[Data excerpts]
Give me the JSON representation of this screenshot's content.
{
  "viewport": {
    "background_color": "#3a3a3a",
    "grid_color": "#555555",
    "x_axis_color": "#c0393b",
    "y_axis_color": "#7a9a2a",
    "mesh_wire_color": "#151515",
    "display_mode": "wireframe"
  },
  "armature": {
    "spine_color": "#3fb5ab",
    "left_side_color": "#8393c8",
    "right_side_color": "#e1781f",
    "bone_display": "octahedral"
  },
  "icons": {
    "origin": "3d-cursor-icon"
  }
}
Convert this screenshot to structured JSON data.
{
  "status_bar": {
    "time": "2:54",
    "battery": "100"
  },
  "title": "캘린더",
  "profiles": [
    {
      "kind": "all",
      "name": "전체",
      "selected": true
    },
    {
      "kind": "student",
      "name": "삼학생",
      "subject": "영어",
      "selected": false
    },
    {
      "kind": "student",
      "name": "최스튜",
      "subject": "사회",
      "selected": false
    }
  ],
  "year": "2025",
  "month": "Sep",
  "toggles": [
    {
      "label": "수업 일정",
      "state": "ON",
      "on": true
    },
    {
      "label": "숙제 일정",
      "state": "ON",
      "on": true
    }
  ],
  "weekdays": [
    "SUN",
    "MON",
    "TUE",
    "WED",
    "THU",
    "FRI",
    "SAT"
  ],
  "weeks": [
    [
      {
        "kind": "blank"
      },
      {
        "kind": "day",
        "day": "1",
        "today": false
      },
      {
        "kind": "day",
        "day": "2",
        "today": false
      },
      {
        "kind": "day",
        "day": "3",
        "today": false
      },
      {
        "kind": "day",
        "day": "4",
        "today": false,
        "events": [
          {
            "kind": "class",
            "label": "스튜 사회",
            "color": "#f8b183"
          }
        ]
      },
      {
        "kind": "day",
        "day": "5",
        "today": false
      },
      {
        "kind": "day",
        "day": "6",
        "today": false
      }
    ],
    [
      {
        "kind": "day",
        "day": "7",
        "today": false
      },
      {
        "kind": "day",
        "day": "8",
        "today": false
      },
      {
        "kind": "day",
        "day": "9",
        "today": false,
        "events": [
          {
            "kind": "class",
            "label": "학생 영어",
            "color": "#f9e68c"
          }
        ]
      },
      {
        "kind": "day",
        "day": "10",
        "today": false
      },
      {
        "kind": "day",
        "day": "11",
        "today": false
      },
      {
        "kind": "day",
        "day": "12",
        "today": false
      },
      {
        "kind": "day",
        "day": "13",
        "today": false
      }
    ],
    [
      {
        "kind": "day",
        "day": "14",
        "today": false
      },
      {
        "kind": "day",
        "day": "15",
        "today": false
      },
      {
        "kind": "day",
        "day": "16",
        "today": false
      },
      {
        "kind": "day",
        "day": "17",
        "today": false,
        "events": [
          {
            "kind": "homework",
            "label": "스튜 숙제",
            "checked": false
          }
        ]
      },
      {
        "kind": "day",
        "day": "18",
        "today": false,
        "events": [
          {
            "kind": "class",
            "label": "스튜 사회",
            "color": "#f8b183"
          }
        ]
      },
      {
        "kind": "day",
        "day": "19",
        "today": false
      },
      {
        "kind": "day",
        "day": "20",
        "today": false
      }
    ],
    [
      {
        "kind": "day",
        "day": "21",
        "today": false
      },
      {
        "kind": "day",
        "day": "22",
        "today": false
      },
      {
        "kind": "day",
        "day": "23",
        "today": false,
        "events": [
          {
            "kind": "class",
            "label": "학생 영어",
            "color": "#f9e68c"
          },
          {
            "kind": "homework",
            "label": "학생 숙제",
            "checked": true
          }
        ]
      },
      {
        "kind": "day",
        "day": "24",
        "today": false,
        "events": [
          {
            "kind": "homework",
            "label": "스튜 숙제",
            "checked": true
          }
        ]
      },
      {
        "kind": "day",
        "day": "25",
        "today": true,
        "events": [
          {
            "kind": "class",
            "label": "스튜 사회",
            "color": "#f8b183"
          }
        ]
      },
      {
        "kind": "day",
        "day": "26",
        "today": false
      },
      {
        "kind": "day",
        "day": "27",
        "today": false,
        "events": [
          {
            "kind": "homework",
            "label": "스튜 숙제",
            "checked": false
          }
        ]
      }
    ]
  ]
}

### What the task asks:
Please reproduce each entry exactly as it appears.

### Problem solution:
Give me the JSON representation of this screenshot's content.
{
  "viewport": {
    "background_color": "#3a3a3a",
    "grid_color": "#555555",
    "x_axis_color": "#c0393b",
    "y_axis_color": "#7a9a2a",
    "mesh_wire_color": "#151515",
    "display_mode": "wireframe"
  },
  "armature": {
    "spine_color": "#3fb5ab",
    "left_side_color": "#8393c8",
    "right_side_color": "#e1781f",
    "bone_display": "octahedral"
  },
  "icons": {
    "origin": "3d-cursor-icon"
  }
}
Convert this screenshot to structured JSON data.
{
  "status_bar": {
    "time": "2:54",
    "battery": "100"
  },
  "title": "캘린더",
  "profiles": [
    {
      "kind": "all",
      "name": "전체",
      "selected": true
    },
    {
      "kind": "student",
      "name": "삼학생",
      "subject": "영어",
      "selected": false
    },
    {
      "kind": "student",
      "name": "최스튜",
      "subject": "사회",
      "selected": false
    }
  ],
  "year": "2025",
  "month": "Sep",
  "toggles": [
    {
      "label": "수업 일정",
      "state": "ON",
      "on": true
    },
    {
      "label": "숙제 일정",
      "state": "ON",
      "on": true
    }
  ],
  "weekdays": [
    "SUN",
    "MON",
    "TUE",
    "WED",
    "THU",
    "FRI",
    "SAT"
  ],
  "weeks": [
    [
      {
        "kind": "blank"
      },
      {
        "kind": "day",
        "day": "1",
        "today": false
      },
      {
        "kind": "day",
        "day": "2",
        "today": false
      },
      {
        "kind": "day",
        "day": "3",
        "today": false
      },
      {
        "kind": "day",
        "day": "4",
        "today": false,
        "events": [
          {
            "kind": "class",
            "label": "스튜 사회",
            "color": "#f8b183"
          }
        ]
      },
      {
        "kind": "day",
        "day": "5",
        "today": false
      },
      {
        "kind": "day",
        "day": "6",
        "today": false
      }
    ],
    [
      {
        "kind": "day",
        "day": "7",
        "today": false
      },
      {
        "kind": "day",
        "day": "8",
        "today": false
      },
      {
        "kind": "day",
        "day": "9",
        "today": false,
        "events": [
          {
            "kind": "class",
            "label": "학생 영어",
            "color": "#f9e68c"
          }
        ]
      },
      {
        "kind": "day",
        "day": "10",
        "today": false
      },
      {
        "kind": "day",
        "day": "11",
        "today": false
      },
      {
        "kind": "day",
        "day": "12",
        "today": false
      },
      {
        "kind": "day",
        "day": "13",
        "today": false
      }
    ],
    [
      {
        "kind": "day",
        "day": "14",
        "today": false
      },
      {
        "kind": "day",
        "day": "15",
        "today": false
      },
      {
        "kind": "day",
        "day": "16",
        "today": false
      },
      {
        "kind": "day",
        "day": "17",
        "today": false,
        "events": [
          {
            "kind": "homework",
            "label": "스튜 숙제",
            "checked": false
          }
        ]
      },
      {
        "kind": "day",
        "day": "18",
        "today": false,
        "events": [
          {
            "kind": "class",
            "label": "스튜 사회",
            "color": "#f8b183"
          }
        ]
      },
      {
        "kind": "day",
        "day": "19",
        "today": false
      },
      {
        "kind": "day",
        "day": "20",
        "today": false
      }
    ],
    [
      {
        "kind": "day",
        "day": "21",
        "today": false
      },
      {
        "kind": "day",
        "day": "22",
        "today": false
      },
      {
        "kind": "day",
        "day": "23",
        "today": false,
        "events": [
          {
            "kind": "class",
            "label": "학생 영어",
            "color": "#f9e68c"
          },
          {
            "kind": "homework",
            "label": "학생 숙제",
            "checked": true
          }
        ]
      },
      {
        "kind": "day",
        "day": "24",
        "today": false,
        "events": [
          {
            "kind": "homework",
            "label": "스튜 숙제",
            "checked": true
          }
        ]
      },
      {
        "kind": "day",
        "day": "25",
        "today": true,
        "events": [
          {
            "kind": "class",
            "label": "스튜 사회",
            "color": "#f8b183"
          }
        ]
      },
      {
        "kind": "day",
        "day": "26",
        "today": false
      },
      {
        "kind": "day",
        "day": "27",
        "today": false,
        "events": [
          {
            "kind": "homework",
            "label": "스튜 숙제",
            "checked": false
          }
        ]
      }
    ]
  ]
}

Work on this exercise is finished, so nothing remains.